Programme Director

The Minister of the Department of Arts and Culture, Premier of Gauteng – Nomvula Mokonyane Leaders of other Political Parties Fellow South Africans:

It is an honour and a privilege to be part of the commemoration of what we used to call Sharpeville Day back then. It is befitting for this day to be called Human Rights Day as the rights of those who were marching on that day were violated by the police under the apartheid regime.

Today I want to discuss issues that relate to the challenges we faced as a nation. These challenges form the basis of our common humanity. What happened on that day? More than 50 years ago when the police in Sharpeville saw the masses marching towards them they opened fire, killing approximately 69 individuals and injuring hundreds.

The scars are deeply embedded. On a daily basis we remember where we have been as a nation and where we want to be. We want to ensure that human dignity, equality and freedom are always entrenched in the lives of our people.

Presently, there are so many questions posed about police brutality in South Africa. Police management is a major problem, this includes; poor training, disrespect for law, lack of accountability, criminals within police ranks and so on. You will recall that the South African Human Rights Commission has also expressed its concerns about policing.
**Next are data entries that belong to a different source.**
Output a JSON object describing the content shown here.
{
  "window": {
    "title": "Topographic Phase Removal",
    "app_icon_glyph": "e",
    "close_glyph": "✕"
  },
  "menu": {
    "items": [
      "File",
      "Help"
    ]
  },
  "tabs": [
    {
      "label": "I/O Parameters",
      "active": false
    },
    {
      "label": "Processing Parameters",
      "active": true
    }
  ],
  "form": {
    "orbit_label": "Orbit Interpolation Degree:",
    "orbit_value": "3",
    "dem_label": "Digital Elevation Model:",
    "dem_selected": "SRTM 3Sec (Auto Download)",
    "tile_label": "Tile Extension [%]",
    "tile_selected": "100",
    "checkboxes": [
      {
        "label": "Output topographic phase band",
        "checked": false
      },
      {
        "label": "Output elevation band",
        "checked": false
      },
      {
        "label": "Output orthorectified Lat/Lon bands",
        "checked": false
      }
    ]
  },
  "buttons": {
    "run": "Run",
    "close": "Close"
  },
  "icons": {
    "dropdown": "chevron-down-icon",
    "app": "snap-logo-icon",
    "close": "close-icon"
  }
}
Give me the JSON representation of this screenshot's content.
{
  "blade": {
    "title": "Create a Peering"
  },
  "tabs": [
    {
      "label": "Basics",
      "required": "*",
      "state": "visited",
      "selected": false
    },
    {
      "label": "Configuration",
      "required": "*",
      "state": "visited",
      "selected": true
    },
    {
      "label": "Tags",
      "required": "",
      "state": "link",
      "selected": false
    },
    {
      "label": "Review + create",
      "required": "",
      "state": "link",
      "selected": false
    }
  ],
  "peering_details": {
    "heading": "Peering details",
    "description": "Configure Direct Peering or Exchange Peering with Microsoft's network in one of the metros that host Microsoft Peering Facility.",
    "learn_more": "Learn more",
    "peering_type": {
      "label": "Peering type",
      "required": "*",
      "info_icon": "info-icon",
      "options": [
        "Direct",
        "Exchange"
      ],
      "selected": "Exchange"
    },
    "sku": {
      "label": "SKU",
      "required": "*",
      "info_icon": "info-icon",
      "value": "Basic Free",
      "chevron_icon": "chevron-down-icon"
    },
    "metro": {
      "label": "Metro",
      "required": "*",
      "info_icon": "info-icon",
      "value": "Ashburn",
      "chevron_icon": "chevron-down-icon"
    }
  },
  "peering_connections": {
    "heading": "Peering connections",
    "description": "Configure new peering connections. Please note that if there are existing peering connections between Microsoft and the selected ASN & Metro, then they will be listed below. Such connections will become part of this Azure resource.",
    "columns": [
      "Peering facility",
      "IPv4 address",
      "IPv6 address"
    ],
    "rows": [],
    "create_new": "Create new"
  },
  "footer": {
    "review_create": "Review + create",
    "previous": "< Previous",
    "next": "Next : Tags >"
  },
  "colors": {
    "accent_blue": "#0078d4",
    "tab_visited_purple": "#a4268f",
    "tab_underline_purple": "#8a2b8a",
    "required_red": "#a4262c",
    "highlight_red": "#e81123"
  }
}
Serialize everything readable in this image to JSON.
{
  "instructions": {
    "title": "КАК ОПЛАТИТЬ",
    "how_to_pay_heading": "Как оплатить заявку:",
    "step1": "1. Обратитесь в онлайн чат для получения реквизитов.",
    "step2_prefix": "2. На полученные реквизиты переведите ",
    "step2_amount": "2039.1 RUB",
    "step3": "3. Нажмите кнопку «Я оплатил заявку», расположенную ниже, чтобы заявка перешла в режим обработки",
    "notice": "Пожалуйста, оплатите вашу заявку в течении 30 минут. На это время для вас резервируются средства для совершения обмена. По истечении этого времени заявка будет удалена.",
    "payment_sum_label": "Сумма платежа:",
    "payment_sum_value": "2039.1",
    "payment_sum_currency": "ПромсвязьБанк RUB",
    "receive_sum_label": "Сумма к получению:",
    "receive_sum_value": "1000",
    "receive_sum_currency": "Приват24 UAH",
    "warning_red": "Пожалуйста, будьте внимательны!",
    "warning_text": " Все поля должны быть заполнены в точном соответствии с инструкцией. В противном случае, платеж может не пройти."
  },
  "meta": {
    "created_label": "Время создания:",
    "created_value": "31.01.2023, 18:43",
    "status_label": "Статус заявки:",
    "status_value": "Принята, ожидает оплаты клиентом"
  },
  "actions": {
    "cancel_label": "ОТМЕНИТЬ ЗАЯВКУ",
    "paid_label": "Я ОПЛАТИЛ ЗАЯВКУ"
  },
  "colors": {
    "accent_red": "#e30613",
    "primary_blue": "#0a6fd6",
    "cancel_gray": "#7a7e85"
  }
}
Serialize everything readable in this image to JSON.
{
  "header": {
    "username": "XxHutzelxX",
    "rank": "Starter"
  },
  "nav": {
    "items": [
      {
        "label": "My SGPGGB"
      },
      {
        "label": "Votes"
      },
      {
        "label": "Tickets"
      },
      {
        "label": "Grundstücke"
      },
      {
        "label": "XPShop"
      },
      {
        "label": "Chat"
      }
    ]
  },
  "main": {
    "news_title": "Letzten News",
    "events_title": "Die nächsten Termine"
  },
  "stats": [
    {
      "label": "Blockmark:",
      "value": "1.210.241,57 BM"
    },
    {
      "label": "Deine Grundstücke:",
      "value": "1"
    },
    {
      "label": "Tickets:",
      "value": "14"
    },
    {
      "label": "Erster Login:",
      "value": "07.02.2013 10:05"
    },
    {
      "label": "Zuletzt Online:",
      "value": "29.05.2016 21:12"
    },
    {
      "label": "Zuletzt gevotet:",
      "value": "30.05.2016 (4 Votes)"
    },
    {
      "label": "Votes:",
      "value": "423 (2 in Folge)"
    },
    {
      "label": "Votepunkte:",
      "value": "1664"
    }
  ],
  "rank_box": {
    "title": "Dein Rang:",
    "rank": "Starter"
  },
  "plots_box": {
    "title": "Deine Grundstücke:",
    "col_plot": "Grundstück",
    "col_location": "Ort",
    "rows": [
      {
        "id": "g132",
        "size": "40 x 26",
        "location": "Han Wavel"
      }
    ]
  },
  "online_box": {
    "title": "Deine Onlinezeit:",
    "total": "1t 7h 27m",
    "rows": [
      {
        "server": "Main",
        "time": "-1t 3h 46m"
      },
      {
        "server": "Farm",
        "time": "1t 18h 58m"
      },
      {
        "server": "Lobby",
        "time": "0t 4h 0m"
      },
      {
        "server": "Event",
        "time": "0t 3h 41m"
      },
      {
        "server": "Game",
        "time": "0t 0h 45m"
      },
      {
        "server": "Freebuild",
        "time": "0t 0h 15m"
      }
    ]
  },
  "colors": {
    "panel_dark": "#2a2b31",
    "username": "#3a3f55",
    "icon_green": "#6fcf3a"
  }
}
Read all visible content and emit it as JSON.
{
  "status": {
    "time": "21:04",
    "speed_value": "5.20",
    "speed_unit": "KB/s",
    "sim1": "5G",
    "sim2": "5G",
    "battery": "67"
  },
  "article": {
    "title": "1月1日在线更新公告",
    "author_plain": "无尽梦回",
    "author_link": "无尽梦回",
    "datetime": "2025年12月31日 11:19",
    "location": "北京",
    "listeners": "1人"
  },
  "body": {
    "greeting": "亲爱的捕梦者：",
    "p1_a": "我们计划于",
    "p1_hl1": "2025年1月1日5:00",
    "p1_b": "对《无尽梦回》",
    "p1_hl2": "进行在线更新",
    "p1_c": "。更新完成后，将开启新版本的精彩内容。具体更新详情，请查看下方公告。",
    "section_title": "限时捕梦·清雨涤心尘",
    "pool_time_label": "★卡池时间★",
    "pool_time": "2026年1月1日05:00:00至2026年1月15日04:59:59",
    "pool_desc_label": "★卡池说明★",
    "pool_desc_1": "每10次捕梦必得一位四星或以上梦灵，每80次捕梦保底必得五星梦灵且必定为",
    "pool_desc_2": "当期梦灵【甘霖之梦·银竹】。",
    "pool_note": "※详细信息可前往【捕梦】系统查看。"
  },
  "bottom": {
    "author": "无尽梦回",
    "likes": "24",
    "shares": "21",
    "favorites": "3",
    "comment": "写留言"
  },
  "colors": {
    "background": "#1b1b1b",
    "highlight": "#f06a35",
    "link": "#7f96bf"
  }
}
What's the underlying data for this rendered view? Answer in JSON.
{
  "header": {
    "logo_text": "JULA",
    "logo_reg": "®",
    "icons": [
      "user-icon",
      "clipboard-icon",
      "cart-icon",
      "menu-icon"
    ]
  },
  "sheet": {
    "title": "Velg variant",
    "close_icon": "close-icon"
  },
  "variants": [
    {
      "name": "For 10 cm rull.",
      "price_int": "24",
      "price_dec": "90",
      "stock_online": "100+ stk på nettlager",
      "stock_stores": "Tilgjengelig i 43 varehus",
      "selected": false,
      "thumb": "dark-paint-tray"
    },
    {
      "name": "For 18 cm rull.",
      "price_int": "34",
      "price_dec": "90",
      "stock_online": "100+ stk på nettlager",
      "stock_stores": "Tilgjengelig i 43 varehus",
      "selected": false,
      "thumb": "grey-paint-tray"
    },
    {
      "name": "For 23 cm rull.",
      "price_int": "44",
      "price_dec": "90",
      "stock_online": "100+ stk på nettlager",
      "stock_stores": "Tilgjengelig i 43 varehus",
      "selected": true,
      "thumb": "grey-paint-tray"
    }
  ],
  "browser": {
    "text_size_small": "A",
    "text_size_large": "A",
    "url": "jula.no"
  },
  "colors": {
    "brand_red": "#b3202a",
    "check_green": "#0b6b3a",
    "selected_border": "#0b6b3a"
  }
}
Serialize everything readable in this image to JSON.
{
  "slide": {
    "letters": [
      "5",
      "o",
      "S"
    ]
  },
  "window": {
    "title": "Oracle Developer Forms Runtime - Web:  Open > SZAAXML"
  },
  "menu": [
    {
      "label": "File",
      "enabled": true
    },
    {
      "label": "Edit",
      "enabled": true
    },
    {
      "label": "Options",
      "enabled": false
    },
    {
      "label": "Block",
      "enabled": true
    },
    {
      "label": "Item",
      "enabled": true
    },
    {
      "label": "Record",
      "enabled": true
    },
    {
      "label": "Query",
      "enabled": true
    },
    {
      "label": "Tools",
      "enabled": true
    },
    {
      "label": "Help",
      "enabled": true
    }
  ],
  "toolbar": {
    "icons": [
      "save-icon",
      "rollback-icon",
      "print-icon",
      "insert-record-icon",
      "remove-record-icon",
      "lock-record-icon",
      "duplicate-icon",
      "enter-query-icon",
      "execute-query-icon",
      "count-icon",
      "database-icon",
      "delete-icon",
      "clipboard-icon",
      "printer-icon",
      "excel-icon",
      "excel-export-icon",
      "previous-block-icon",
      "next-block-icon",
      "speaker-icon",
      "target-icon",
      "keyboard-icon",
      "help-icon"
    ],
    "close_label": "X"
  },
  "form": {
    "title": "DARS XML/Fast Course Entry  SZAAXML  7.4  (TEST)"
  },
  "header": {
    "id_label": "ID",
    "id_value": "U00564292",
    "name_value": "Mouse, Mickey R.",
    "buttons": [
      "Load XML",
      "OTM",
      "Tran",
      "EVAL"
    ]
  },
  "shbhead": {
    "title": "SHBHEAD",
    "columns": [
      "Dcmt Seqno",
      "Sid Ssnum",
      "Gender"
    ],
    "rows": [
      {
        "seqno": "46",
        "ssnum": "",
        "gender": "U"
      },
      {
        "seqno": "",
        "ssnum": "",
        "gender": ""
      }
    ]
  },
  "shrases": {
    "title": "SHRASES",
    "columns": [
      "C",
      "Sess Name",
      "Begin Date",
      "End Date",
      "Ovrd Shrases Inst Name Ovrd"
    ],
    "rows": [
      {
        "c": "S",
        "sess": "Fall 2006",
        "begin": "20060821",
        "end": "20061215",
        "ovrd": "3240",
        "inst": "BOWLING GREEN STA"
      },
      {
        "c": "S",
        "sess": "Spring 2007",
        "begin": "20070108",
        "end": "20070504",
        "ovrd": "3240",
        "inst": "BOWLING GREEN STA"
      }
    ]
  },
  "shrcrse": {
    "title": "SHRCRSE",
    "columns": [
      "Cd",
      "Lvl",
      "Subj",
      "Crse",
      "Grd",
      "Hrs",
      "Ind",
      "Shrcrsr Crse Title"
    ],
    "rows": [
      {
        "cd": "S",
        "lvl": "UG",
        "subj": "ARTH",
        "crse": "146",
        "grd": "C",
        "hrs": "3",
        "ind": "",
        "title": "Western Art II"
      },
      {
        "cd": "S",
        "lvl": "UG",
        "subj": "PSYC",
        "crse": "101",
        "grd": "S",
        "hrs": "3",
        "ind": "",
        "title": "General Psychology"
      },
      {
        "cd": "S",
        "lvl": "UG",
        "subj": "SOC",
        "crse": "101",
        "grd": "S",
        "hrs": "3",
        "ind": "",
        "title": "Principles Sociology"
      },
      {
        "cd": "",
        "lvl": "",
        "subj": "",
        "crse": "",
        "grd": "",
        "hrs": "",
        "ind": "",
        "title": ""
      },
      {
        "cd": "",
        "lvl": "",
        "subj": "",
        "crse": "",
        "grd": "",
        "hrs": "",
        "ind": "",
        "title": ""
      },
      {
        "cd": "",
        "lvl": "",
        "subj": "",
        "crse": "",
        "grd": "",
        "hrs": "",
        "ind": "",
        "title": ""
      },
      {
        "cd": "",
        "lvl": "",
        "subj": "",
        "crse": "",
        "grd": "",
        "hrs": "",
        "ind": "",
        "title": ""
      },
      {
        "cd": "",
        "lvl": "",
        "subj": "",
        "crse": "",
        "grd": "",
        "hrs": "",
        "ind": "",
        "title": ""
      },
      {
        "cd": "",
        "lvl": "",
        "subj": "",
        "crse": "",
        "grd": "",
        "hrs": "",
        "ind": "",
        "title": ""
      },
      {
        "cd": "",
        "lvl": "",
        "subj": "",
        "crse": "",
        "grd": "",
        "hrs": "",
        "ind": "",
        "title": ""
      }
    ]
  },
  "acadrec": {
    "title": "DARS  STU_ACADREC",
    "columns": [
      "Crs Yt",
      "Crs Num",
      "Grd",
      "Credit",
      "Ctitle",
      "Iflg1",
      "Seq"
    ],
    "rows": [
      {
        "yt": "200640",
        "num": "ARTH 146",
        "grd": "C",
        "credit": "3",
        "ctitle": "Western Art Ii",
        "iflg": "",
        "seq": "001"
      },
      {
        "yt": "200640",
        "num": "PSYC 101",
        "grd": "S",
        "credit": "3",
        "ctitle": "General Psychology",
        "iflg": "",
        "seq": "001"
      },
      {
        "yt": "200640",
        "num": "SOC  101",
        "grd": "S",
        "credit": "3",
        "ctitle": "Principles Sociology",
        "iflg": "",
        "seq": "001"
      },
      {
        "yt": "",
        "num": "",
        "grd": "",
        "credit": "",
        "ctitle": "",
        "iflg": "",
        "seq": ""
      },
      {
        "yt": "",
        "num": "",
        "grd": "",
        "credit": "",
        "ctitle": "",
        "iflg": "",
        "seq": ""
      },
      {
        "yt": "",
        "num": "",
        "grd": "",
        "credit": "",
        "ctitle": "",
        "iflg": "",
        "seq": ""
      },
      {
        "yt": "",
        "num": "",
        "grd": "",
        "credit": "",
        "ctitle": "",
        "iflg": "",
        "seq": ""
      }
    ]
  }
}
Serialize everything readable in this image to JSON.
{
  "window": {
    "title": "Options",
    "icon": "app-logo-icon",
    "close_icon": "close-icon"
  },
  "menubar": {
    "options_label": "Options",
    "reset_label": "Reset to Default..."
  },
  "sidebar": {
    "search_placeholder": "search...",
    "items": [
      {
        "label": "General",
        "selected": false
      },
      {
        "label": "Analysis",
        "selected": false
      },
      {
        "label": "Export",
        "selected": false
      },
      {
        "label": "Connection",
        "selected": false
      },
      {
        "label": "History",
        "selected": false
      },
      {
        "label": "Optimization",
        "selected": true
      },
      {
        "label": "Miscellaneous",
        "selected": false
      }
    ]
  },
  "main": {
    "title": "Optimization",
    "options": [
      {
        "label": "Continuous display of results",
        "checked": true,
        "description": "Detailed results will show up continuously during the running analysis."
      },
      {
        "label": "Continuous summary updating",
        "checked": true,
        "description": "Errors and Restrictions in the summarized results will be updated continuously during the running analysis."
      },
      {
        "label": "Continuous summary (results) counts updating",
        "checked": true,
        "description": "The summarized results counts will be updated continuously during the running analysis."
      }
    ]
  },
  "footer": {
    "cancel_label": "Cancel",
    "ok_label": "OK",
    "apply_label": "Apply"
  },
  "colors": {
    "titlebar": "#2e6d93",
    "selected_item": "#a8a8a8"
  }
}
The United Democratic Movement (UDM) believes that Human Rights Day should be celebrated in the spirit of pride and joy of our human rights as described in our constitution.  The terrible irony is that there have been so many human rights abuses in the past few years like Andries Tatane killing, the Marikana massacre, Madibeng killings, Bekkersdal, the list is endless. This is even more disturbing, when one considers that the government, which should be the custodian of this beautiful piece of legislation, has become a culprit in the abuse of human rights as evidenced by our police’s “shoot first, ask later” doctrine. Government has an undisputable responsibility to take action to end violence and not perpetrate it. Respect for human dignity is a value which should be cherished. People cannot be tortured or be treated in a cruel, inhumane or degrading way.

As leaders, let us send a positive message to South Africans at large. Let us remind them about their Human Rights but emphasise the fact that with rights comes responsibility. The UDM believes that whoever violates someone else’s rights forfeits his or her own rights. We cannot have a situation where criminals have more rights than law abiding citizens.

The state has a major role to play. The government has to create rules and laws that would guide the behaviour of individuals in the society. Institutions such as the Human Rights Commission must play an active role in the promotion and protection of human rights. We also need a strong national program on human rights education.

When people look at their past they have to see a difference in their future. We need to be the authors of a new book where we can tell a new story. A story of a perfect nation that respects the rights of every South African.

I thank you.